What needs to be done: Your reply should contain every record, restated word for word.

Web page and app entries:
Start of Block
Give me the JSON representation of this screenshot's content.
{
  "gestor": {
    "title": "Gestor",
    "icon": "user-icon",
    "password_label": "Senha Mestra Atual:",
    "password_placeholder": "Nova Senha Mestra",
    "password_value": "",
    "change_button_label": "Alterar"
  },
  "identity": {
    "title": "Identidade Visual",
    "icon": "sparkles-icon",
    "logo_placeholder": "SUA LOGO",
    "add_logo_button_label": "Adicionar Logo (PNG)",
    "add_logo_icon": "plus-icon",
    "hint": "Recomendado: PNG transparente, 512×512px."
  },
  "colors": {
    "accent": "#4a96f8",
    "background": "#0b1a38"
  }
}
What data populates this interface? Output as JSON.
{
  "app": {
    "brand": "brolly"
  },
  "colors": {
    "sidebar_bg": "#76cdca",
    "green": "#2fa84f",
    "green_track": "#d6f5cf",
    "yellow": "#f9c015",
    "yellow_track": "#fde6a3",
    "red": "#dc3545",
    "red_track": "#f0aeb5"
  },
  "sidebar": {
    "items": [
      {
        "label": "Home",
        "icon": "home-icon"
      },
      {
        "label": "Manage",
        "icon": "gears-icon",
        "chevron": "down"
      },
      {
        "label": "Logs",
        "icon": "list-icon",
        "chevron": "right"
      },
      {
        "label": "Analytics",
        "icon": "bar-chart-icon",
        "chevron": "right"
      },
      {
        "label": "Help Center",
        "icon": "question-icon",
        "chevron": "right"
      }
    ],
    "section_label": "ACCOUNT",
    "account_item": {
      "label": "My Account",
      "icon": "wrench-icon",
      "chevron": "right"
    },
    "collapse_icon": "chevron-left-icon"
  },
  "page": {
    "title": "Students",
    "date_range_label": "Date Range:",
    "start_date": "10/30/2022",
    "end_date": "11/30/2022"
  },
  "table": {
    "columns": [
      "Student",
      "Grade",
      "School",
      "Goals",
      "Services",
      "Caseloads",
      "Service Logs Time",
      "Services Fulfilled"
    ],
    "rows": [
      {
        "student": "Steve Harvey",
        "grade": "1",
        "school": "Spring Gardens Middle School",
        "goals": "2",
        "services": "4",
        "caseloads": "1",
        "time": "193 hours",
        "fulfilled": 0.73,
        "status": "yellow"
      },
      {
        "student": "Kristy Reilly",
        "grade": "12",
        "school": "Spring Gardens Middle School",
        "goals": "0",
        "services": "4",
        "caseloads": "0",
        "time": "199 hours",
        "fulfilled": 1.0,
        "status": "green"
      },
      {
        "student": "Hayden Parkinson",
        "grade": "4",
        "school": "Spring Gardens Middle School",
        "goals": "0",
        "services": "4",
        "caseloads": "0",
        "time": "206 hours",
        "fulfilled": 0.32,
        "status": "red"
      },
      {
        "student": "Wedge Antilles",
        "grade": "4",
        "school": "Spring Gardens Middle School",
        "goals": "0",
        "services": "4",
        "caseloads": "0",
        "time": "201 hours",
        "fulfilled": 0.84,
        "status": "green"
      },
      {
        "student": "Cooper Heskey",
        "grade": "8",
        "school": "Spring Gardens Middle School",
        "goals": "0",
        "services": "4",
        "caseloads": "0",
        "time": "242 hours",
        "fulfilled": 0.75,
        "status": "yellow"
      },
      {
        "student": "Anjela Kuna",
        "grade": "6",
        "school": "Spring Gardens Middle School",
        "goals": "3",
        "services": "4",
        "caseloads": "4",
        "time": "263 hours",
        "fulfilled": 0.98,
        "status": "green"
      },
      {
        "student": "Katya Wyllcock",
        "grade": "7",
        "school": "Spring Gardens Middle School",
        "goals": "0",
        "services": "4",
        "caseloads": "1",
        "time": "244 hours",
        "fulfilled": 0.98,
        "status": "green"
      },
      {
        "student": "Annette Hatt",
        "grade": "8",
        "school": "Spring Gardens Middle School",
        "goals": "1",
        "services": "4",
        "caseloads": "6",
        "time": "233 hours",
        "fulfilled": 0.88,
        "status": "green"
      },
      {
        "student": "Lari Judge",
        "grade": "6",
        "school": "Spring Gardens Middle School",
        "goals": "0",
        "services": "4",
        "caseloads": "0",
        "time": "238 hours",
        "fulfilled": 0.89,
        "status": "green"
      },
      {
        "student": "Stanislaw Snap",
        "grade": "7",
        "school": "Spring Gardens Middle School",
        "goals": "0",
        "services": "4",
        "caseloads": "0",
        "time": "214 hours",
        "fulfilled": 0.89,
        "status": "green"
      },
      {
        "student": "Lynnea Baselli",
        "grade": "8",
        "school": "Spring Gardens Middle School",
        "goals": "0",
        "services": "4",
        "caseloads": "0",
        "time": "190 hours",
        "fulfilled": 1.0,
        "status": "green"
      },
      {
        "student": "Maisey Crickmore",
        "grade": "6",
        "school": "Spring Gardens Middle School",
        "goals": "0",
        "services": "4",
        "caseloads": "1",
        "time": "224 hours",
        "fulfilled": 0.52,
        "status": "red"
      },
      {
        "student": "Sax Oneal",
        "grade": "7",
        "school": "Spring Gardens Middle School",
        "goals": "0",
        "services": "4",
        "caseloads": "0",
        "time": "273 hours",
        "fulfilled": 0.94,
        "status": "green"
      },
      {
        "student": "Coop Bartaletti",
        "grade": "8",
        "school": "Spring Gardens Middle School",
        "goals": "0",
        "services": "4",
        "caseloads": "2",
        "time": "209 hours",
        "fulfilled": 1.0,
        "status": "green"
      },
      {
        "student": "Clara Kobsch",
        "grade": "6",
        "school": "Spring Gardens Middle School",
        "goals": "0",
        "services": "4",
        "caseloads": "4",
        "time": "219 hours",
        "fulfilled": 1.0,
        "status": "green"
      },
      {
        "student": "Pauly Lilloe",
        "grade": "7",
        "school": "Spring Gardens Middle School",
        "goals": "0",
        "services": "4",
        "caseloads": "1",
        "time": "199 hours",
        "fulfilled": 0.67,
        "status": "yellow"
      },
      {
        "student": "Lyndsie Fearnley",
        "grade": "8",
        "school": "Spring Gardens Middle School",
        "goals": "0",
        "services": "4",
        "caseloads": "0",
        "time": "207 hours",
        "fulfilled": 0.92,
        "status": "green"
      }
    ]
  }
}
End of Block
Output:
Give me the JSON representation of this screenshot's content.
{
  "gestor": {
    "title": "Gestor",
    "icon": "user-icon",
    "password_label": "Senha Mestra Atual:",
    "password_placeholder": "Nova Senha Mestra",
    "password_value": "",
    "change_button_label": "Alterar"
  },
  "identity": {
    "title": "Identidade Visual",
    "icon": "sparkles-icon",
    "logo_placeholder": "SUA LOGO",
    "add_logo_button_label": "Adicionar Logo (PNG)",
    "add_logo_icon": "plus-icon",
    "hint": "Recomendado: PNG transparente, 512×512px."
  },
  "colors": {
    "accent": "#4a96f8",
    "background": "#0b1a38"
  }
}
What data populates this interface? Output as JSON.
{
  "app": {
    "brand": "brolly"
  },
  "colors": {
    "sidebar_bg": "#76cdca",
    "green": "#2fa84f",
    "green_track": "#d6f5cf",
    "yellow": "#f9c015",
    "yellow_track": "#fde6a3",
    "red": "#dc3545",
    "red_track": "#f0aeb5"
  },
  "sidebar": {
    "items": [
      {
        "label": "Home",
        "icon": "home-icon"
      },
      {
        "label": "Manage",
        "icon": "gears-icon",
        "chevron": "down"
      },
      {
        "label": "Logs",
        "icon": "list-icon",
        "chevron": "right"
      },
      {
        "label": "Analytics",
        "icon": "bar-chart-icon",
        "chevron": "right"
      },
      {
        "label": "Help Center",
        "icon": "question-icon",
        "chevron": "right"
      }
    ],
    "section_label": "ACCOUNT",
    "account_item": {
      "label": "My Account",
      "icon": "wrench-icon",
      "chevron": "right"
    },
    "collapse_icon": "chevron-left-icon"
  },
  "page": {
    "title": "Students",
    "date_range_label": "Date Range:",
    "start_date": "10/30/2022",
    "end_date": "11/30/2022"
  },
  "table": {
    "columns": [
      "Student",
      "Grade",
      "School",
      "Goals",
      "Services",
      "Caseloads",
      "Service Logs Time",
      "Services Fulfilled"
    ],
    "rows": [
      {
        "student": "Steve Harvey",
        "grade": "1",
        "school": "Spring Gardens Middle School",
        "goals": "2",
        "services": "4",
        "caseloads": "1",
        "time": "193 hours",
        "fulfilled": 0.73,
        "status": "yellow"
      },
      {
        "student": "Kristy Reilly",
        "grade": "12",
        "school": "Spring Gardens Middle School",
        "goals": "0",
        "services": "4",
        "caseloads": "0",
        "time": "199 hours",
        "fulfilled": 1.0,
        "status": "green"
      },
      {
        "student": "Hayden Parkinson",
        "grade": "4",
        "school": "Spring Gardens Middle School",
        "goals": "0",
        "services": "4",
        "caseloads": "0",
        "time": "206 hours",
        "fulfilled": 0.32,
        "status": "red"
      },
      {
        "student": "Wedge Antilles",
        "grade": "4",
        "school": "Spring Gardens Middle School",
        "goals": "0",
        "services": "4",
        "caseloads": "0",
        "time": "201 hours",
        "fulfilled": 0.84,
        "status": "green"
      },
      {
        "student": "Cooper Heskey",
        "grade": "8",
        "school": "Spring Gardens Middle School",
        "goals": "0",
        "services": "4",
        "caseloads": "0",
        "time": "242 hours",
        "fulfilled": 0.75,
        "status": "yellow"
      },
      {
        "student": "Anjela Kuna",
        "grade": "6",
        "school": "Spring Gardens Middle School",
        "goals": "3",
        "services": "4",
        "caseloads": "4",
        "time": "263 hours",
        "fulfilled": 0.98,
        "status": "green"
      },
      {
        "student": "Katya Wyllcock",
        "grade": "7",
        "school": "Spring Gardens Middle School",
        "goals": "0",
        "services": "4",
        "caseloads": "1",
        "time": "244 hours",
        "fulfilled": 0.98,
        "status": "green"
      },
      {
        "student": "Annette Hatt",
        "grade": "8",
        "school": "Spring Gardens Middle School",
        "goals": "1",
        "services": "4",
        "caseloads": "6",
        "time": "233 hours",
        "fulfilled": 0.88,
        "status": "green"
      },
      {
        "student": "Lari Judge",
        "grade": "6",
        "school": "Spring Gardens Middle School",
        "goals": "0",
        "services": "4",
        "caseloads": "0",
        "time": "238 hours",
        "fulfilled": 0.89,
        "status": "green"
      },
      {
        "student": "Stanislaw Snap",
        "grade": "7",
        "school": "Spring Gardens Middle School",
        "goals": "0",
        "services": "4",
        "caseloads": "0",
        "time": "214 hours",
        "fulfilled": 0.89,
        "status": "green"
      },
      {
        "student": "Lynnea Baselli",
        "grade": "8",
        "school": "Spring Gardens Middle School",
        "goals": "0",
        "services": "4",
        "caseloads": "0",
        "time": "190 hours",
        "fulfilled": 1.0,
        "status": "green"
      },
      {
        "student": "Maisey Crickmore",
        "grade": "6",
        "school": "Spring Gardens Middle School",
        "goals": "0",
        "services": "4",
        "caseloads": "1",
        "time": "224 hours",
        "fulfilled": 0.52,
        "status": "red"
      },
      {
        "student": "Sax Oneal",
        "grade": "7",
        "school": "Spring Gardens Middle School",
        "goals": "0",
        "services": "4",
        "caseloads": "0",
        "time": "273 hours",
        "fulfilled": 0.94,
        "status": "green"
      },
      {
        "student": "Coop Bartaletti",
        "grade": "8",
        "school": "Spring Gardens Middle School",
        "goals": "0",
        "services": "4",
        "caseloads": "2",
        "time": "209 hours",
        "fulfilled": 1.0,
        "status": "green"
      },
      {
        "student": "Clara Kobsch",
        "grade": "6",
        "school": "Spring Gardens Middle School",
        "goals": "0",
        "services": "4",
        "caseloads": "4",
        "time": "219 hours",
        "fulfilled": 1.0,
        "status": "green"
      },
      {
        "student": "Pauly Lilloe",
        "grade": "7",
        "school": "Spring Gardens Middle School",
        "goals": "0",
        "services": "4",
        "caseloads": "1",
        "time": "199 hours",
        "fulfilled": 0.67,
        "status": "yellow"
      },
      {
        "student": "Lyndsie Fearnley",
        "grade": "8",
        "school": "Spring Gardens Middle School",
        "goals": "0",
        "services": "4",
        "caseloads": "0",
        "time": "207 hours",
        "fulfilled": 0.92,
        "status": "green"
      }
    ]
  }
}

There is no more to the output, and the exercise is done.